By Allison Spear – 11th Grade, Seneca Valley High School
On July 6, a group of 23 Seneca Valley High School students, teachers, and friends met in the Pittsburgh airport, anxiously awaiting their flight to Quito, Ecuador. The group was travelling south to learn more about unique species in the Galápagos Islands and to have a better cultural understanding of foreign countries: an opportunity that biological and geological experts dream of experiencing.
We began our tour on Santa Cruz Island and stopped at the Charles Darwin Research Station to see free-roaming Galápagos Giant Tortoise, a species endemic to the Islands. These animals are very rarely seen outside of a zoo.
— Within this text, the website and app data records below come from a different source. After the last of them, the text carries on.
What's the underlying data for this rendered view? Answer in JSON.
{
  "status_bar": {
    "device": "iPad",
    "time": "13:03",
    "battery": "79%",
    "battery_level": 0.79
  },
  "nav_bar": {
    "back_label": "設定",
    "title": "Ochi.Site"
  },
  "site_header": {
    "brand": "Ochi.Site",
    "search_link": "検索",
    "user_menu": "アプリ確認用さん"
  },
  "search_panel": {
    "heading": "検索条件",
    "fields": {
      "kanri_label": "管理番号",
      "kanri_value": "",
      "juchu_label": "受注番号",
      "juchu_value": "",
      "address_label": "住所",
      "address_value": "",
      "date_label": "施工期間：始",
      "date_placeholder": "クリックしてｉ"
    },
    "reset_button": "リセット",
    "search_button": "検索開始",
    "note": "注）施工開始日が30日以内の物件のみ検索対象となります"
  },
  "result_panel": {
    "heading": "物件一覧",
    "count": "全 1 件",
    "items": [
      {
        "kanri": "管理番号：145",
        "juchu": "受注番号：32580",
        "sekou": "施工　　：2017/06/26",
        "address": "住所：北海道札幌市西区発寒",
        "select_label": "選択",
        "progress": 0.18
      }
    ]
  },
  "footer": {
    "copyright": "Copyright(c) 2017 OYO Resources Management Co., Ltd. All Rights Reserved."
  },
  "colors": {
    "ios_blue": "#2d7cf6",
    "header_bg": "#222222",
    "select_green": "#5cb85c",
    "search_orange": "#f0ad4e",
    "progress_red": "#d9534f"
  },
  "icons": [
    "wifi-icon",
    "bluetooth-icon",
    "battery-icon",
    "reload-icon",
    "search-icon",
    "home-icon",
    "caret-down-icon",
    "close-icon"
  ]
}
The tortoise, which can live between 150 to 200 years, have recently gone under conservation efforts to prevent the extinction of many endangered subspecies.
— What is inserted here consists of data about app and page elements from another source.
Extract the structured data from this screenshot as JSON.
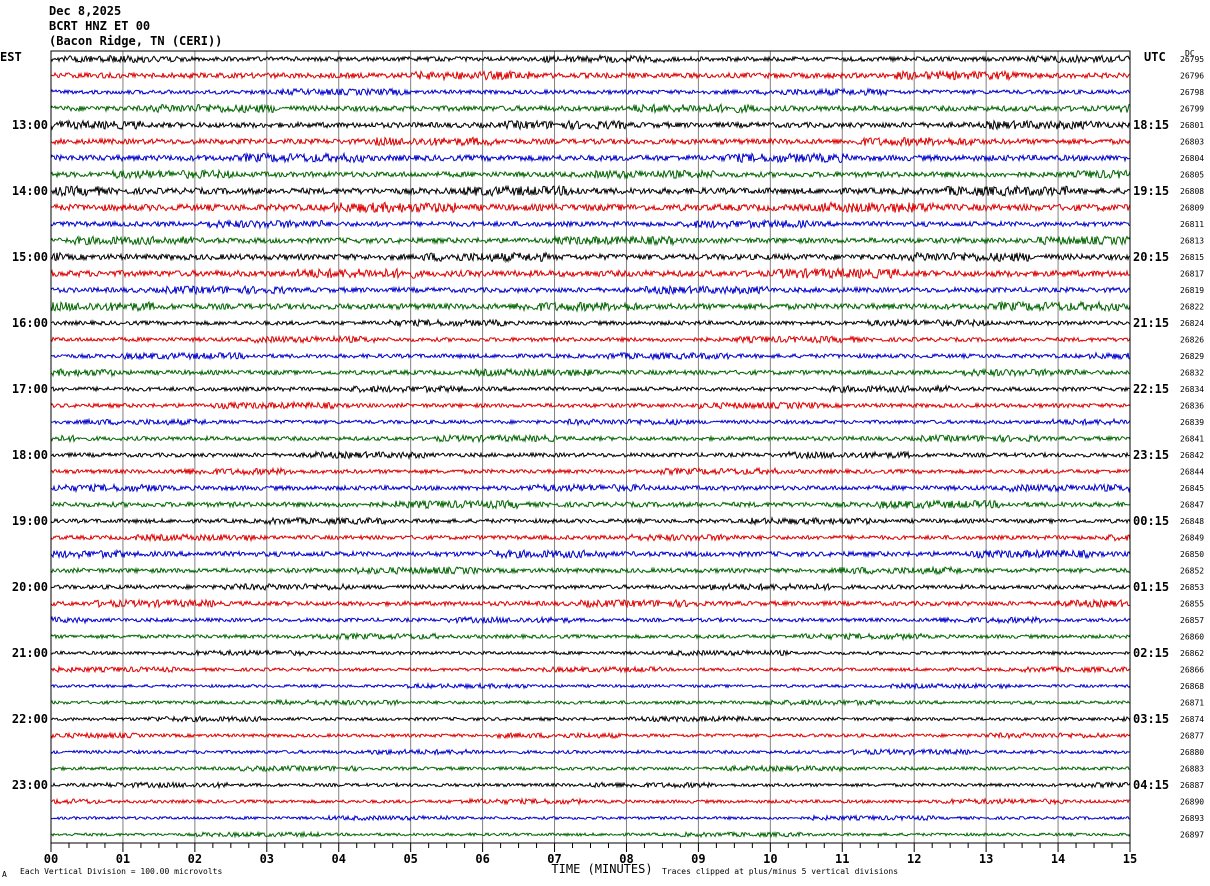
{
  "header": {
    "date": "Dec 8,2025",
    "station": "BCRT HNZ ET 00",
    "location": "(Bacon Ridge, TN (CERI))"
  },
  "left_timezone": "EST",
  "right_timezone": "UTC",
  "dc_label": "DC",
  "footer": {
    "scale_note": "Each Vertical Division =  100.00 microvolts",
    "clip_note": "Traces clipped at plus/minus 5 vertical divisions",
    "corner_mark": "A"
  },
  "colors": {
    "trace_cycle": [
      "#000000",
      "#dd0000",
      "#0000cc",
      "#006600"
    ],
    "grid": "#808080"
  },
  "chart_data": {
    "type": "line",
    "title": "",
    "xlabel": "TIME (MINUTES)",
    "ylabel": "",
    "xlim": [
      0,
      15
    ],
    "x_ticks": [
      "00",
      "01",
      "02",
      "03",
      "04",
      "05",
      "06",
      "07",
      "08",
      "09",
      "10",
      "11",
      "12",
      "13",
      "14",
      "15"
    ],
    "x_minor_per_major": 4,
    "grid": true,
    "rows_per_hour": 4,
    "left_hour_labels": [
      "13:00",
      "14:00",
      "15:00",
      "16:00",
      "17:00",
      "18:00",
      "19:00",
      "20:00",
      "21:00",
      "22:00",
      "23:00"
    ],
    "right_hour_labels": [
      "18:15",
      "19:15",
      "20:15",
      "21:15",
      "22:15",
      "23:15",
      "00:15",
      "01:15",
      "02:15",
      "03:15",
      "04:15"
    ],
    "first_labeled_row": 4,
    "dc_offsets": [
      "26795",
      "26796",
      "26798",
      "26799",
      "26801",
      "26803",
      "26804",
      "26805",
      "26808",
      "26809",
      "26811",
      "26813",
      "26815",
      "26817",
      "26819",
      "26822",
      "26824",
      "26826",
      "26829",
      "26832",
      "26834",
      "26836",
      "26839",
      "26841",
      "26842",
      "26844",
      "26845",
      "26847",
      "26848",
      "26849",
      "26850",
      "26852",
      "26853",
      "26855",
      "26857",
      "26860",
      "26862",
      "26866",
      "26868",
      "26871",
      "26874",
      "26877",
      "26880",
      "26883",
      "26887",
      "26890",
      "26893",
      "26897"
    ],
    "trace_amplitude": [
      2.2,
      2.6,
      2.0,
      2.6,
      2.6,
      2.6,
      2.8,
      2.6,
      3.0,
      3.2,
      2.4,
      2.6,
      2.8,
      3.0,
      2.4,
      2.8,
      2.0,
      2.0,
      2.0,
      2.2,
      2.0,
      2.0,
      1.8,
      2.0,
      2.0,
      2.0,
      2.2,
      2.4,
      2.0,
      2.0,
      2.4,
      2.2,
      2.0,
      2.2,
      1.8,
      1.8,
      1.6,
      1.6,
      1.4,
      1.6,
      1.6,
      1.6,
      1.6,
      1.6,
      1.6,
      1.6,
      1.4,
      1.4
    ]
  }
}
After seeing the tortoise, we also saw our first group of Darwin’s finches. We observed the genetic adaptations, like the curved beaks of the cactus finch, which contributed to Darwin’s theory of evolution.
The following day, we arrived at Isabela Island after sailing for 2 hours through giant waves and terrible currents. We drove to a flamingo grove, went to a tortoise farm, and saw sea lions relaxing on the beach after we snorkeled.
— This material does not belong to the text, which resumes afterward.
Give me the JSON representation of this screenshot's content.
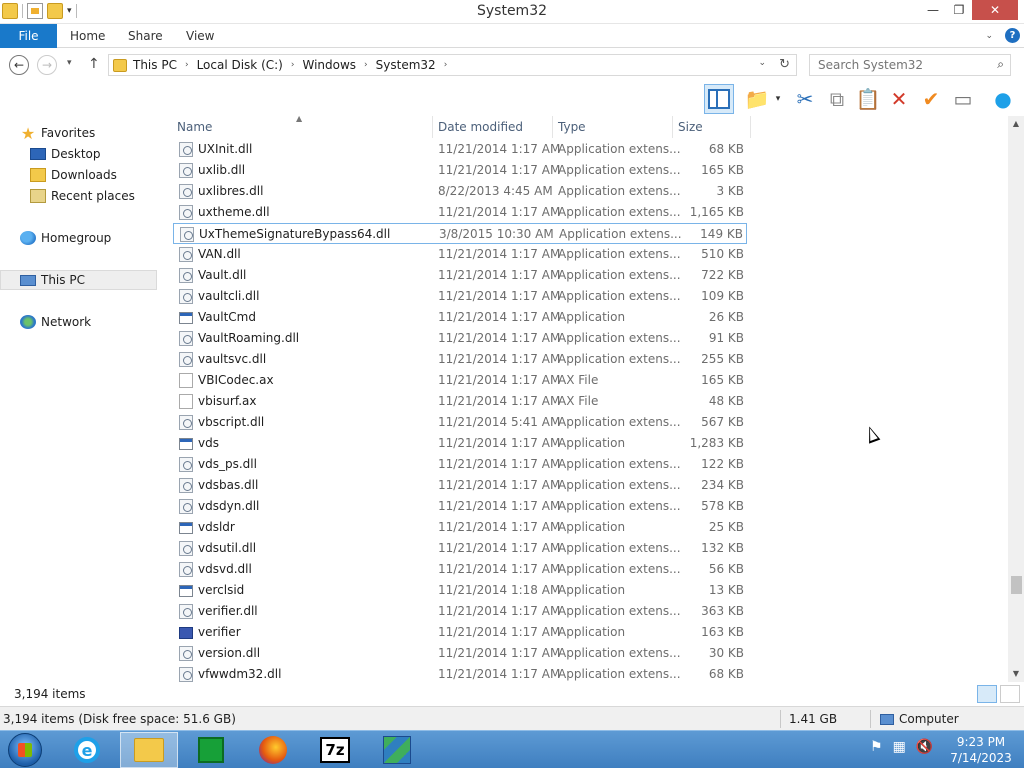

Before we could leave Isabela Island to sail back to the main island, we were instructed to wash off any sand on our bodies. Conservationists want to prevent the transportation of sand between islands, in order to preserve each island’s natural habitat and balanced ecosystem for future generations.
We spent the next day on Santa Cruz Island, snorkeling in Tortuga Bay in the morning and spotting blue heron, turtles, and even sharks. In the afternoon, we visited a natural sinkhole created by a dry magma chamber. After this brief lesson in volcanology, we hiked up a hill to view the island from a higher elevation. From this vantage point, we could see the 7 different micro-climates on the Islands, which are only around 20 meters apart. Though this is not one of the seven wonders, it is an incredible sight that any ecologist would relish. When some students were asked what they had learned on this trip, this was one of the most common answers.
On our last day in Quito, we traveled to the equator. During the trip, our tour guide explained that Quito’s electricity is 100% hydroelectric, and scientists from Galápagos want to make all energy on the Islands, including cars, run by renewable energy by 2020. The tour guide also explained parts of Ecuador’s tumultuous history, including their transition from a dictatorship to a democracy, their strained diplomatic relationship with Peru, and the controversy over their most recent election.
When we arrived at the equator, we learned about some scientific phenomena that occur there. At one point, our guide put water in a tub that was two feet above the ground with a drain hole in the center. He placed the tub in three different locations to let the water fall to the concrete below. Directly above the equator, the water fell straight down, but a yard to the south, it swirled clockwise and a yard to the north, it fell counter-clockwise. “It’s witchcraft” exclaimed Zach, a graduating Seneca Valley student.
Sarah, a recent Seneca Valley High School graduate, vowed to move to Quito after she graduates from American University, where she will be studying International Studies this fall. She strongly believes this trip helped open her eyes to the world around her. Other students, like Zach, who will study Biology at Allegheny College in the fall, agreed that the trip was a dream come true. “This is the goal for all biologists, and I got to do it at eighteen!” said Zach.
Allison Spear will be entering 11th grade at Seneca Valley High School in the fall. She lives in Cranberry Township. She participated in a summer camp at Pittsburgh Filmmakers to learn how to film and edit videos. She enjoys marching band, strumming her guitar, and having fun with her friends.